Creation of Community-Based Organizations and Awareness Programs for Recycling
BETTER Environment, RECYCLING Campaign FBWRI
Definition of the issue in general:
Solid waste or products disposed of everyday by people all over the planet has always been a significant environmental problem, but the rapid increase of the world’s population has been greatly aggravated.
With the advent of recycling initiatives in many parts of the world and awareness-raising campaigns, the amount of waste produced per person has actually decreased slightly. Declining as possible, due to the population factor, the amount of solid waste produced daily has seen a massive increase.
Dealing with waste in the past has become more of a concern with where to hide it, not what to do with it. There is now a increasing movement and drive, both grass-roots and political, to address this issue head-on and to find realistic and feasible ways to address this delicate issue.
Solid waste is no longer considered to be necessary products that are discarded by both human and animal activities. They’re covering everything from:
Organic items: food waste, carcasses, seeds, urine, etc.
Inorganic items: plastic, metal , wood, chemicals, tyres / rubber, batteries, packaging, cardboard, etc.
A sound recycling programme may effectively recycle more than 90% of all these forms of waste, turning it into recycled items such as carton and plastic or as a source of fuel for the production of methane gas from human waste.
Unfortunately, there is no systematic recycling scheme anywhere in the world, rather various countries, and cities / municipals are implementing sections of a coherent recycling programme to focus on restricted recycling activities based on the resources they have available to create such programmes.
Improving the recovery of waste products, proper usage and sound recycling procedures.
It has been shown that the passage of legislation requiring people to sort their garbage into proper recycling bins has no impact on the rise in recycling. Awareness campaigns to raise customer consciences by encouraging them to take care of the environment have become far more effective. It’s easier for a person to recycle because he / she knows it’s the right thing to do, and not because he / she feels compelled to do it.
The biggest inhibitor of any recycling campaign in the world is a lack of funding, a lack of manpower and a lack of facilities to address the problem properly.
When anything is a company and offers a profit motive, many businesses and individuals will participate more than willingly. If it is simply a moral duty or a legal obligation, there is no guarantee that people can comply with it.
How are we going to inspire people to recycle?
The expression “What’s in it for me?” definitely refers to a recycling campaign like every other social initiative. If the existing arguments are described as in
“This is good for the environment,”
“This is the best thing to do.”
“This is for a better future”
Then we roll the dice hoping that we’ll pull enough moral strings that we can effectively inspire people to recycle, but it’s just a game with no observable means to ensure its success.
Now, if we offer an opportunity to complement the moral case, we will significantly increase our chances of success and citizen participation.
In this capitalist society, what motivates people more than anything else is the ability to make money. Recycling has been shown to be a very profitable industry, but to select businesses that are engaged in business, not to the customer.

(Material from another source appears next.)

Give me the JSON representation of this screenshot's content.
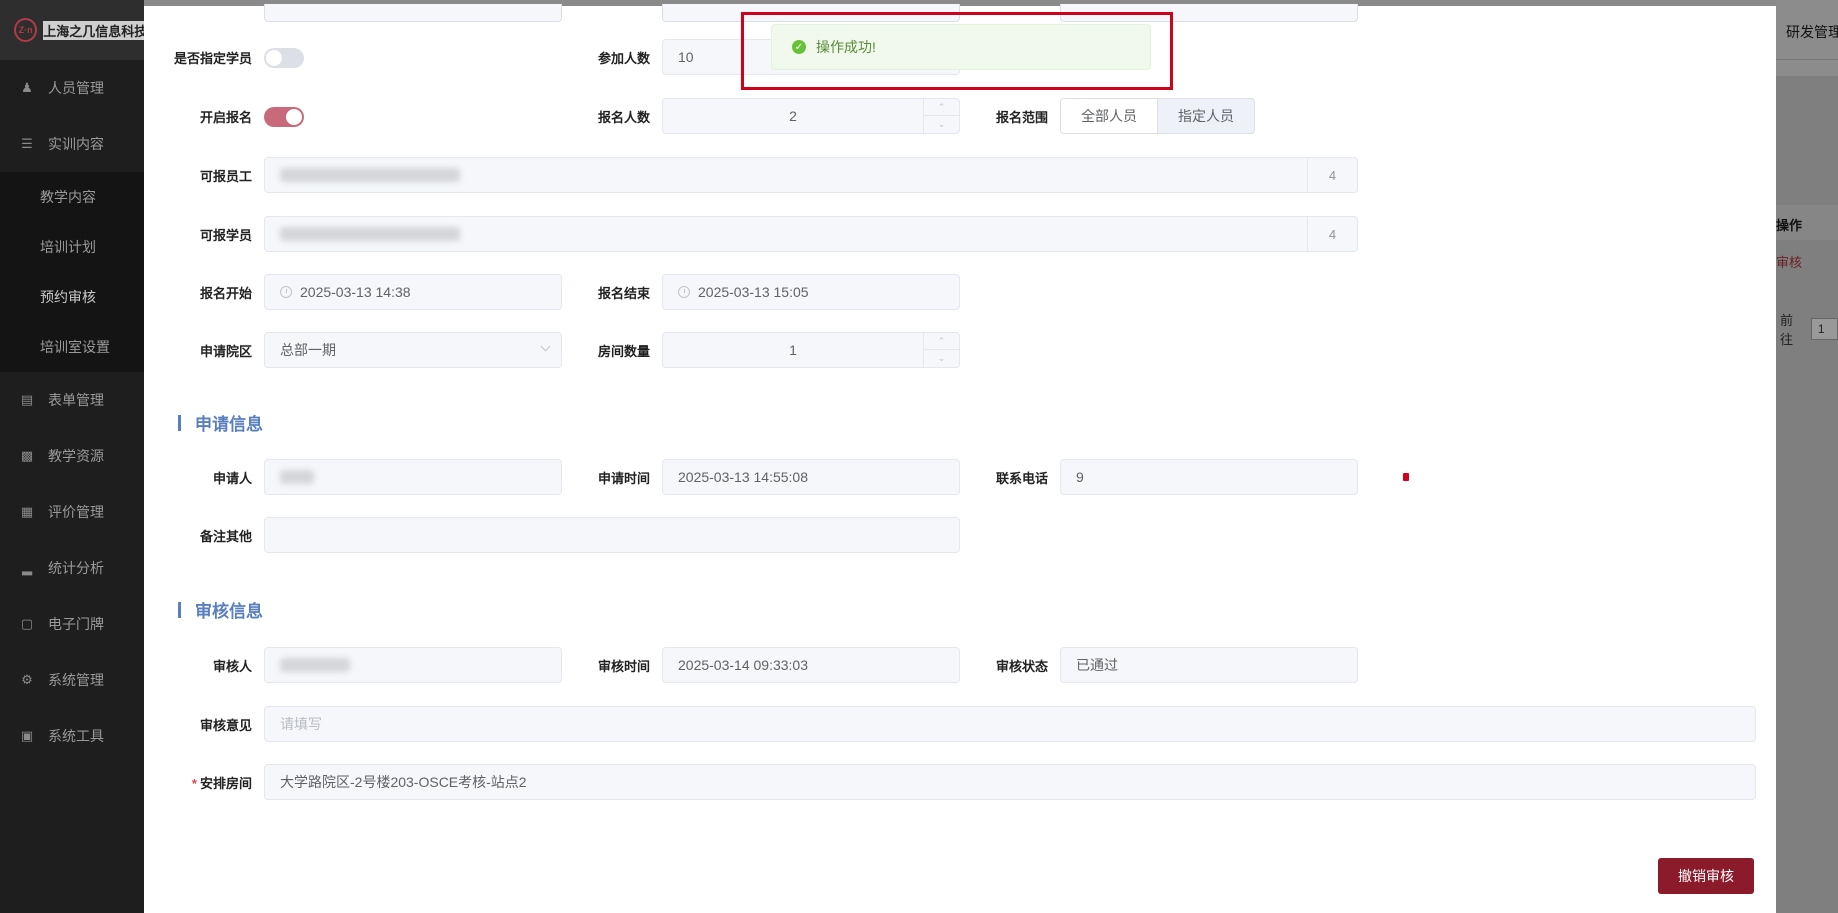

Exchange of benefits
Governments could have an opportunity where, when people submit their properly separate products to designated recycling facilities, they receive a voucher and each voucher is worth points. This may be called “RP’s” or “Recycle Points.
” With these RP’s, people will then be given discounts either by the private sector as an additional incentive for people to patronise their shops, either by the government sector on discounts on the payment of their taxes, public utilities, or some other definition under which money is raised for services.
Private sector involvement:
A pilot programme can be introduced with selected national retailers providing discounts on their goods and services in return for RP’s. The retailer will then, in exchange, obtain tax discounts from the government on all the “RPs” they have received.
Why is FBWRI?
Waste management has hit a critical mass. It can no longer be buried in earth-fillings and easily tucked away from the way it has always been done in the past. Not only is there a problem of too much waste and too little space, but there is also a rising problem of the world running low on resources.
The throw-away model of society may have succeeded in the past when the world was a much smaller location, but this impudent ideology may no longer offer a viable future direction for societies. Many products that are thrown away have only been used to package a product, and such packaging can be easily recycled and reused.
The citizen needs to be made aware that all current events in his or her life can, in turn, impact the quality of life in the short term and in the long term for his or her own children. The idea of “it doesn’t affect me” needs to be replaced by “it affects all of us.”